§ Task
In the records below, find each line that holds "subtitle" and return it.

§ Items listed in a dataset
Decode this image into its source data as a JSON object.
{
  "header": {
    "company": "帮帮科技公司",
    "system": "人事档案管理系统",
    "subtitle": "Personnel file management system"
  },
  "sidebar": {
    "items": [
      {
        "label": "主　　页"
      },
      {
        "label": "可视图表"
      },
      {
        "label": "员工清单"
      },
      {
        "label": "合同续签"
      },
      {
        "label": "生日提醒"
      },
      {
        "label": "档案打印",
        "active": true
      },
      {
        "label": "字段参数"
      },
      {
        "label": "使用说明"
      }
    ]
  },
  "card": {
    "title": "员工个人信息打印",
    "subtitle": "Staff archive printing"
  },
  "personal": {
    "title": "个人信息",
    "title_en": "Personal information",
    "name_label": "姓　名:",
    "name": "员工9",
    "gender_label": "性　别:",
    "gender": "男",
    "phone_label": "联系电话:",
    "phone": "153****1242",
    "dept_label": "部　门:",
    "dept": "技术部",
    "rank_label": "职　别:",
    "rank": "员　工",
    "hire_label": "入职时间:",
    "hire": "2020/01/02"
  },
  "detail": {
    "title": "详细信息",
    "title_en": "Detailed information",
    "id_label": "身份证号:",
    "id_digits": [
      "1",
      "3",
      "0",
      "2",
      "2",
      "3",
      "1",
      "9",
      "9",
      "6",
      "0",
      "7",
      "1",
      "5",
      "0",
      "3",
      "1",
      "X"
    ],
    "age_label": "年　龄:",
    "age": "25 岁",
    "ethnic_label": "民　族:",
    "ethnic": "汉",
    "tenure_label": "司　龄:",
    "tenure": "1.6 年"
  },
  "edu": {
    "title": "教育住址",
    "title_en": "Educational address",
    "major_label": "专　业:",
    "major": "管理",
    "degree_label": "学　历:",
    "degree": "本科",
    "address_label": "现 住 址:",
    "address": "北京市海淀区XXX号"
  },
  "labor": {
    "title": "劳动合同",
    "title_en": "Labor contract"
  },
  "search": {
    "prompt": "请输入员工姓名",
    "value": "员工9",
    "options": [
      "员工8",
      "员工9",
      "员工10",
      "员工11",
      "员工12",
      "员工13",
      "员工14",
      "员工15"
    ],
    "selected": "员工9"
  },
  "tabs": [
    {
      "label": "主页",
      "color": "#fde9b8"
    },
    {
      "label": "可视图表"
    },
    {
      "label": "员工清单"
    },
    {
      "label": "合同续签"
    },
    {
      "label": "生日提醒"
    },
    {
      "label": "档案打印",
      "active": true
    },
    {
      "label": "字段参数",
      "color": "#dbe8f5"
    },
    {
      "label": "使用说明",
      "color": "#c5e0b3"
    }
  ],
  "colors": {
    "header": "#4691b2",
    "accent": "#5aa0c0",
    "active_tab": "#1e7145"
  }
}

§ Output for this task
    "subtitle": "Personnel file management system"
    "subtitle": "Staff archive printing"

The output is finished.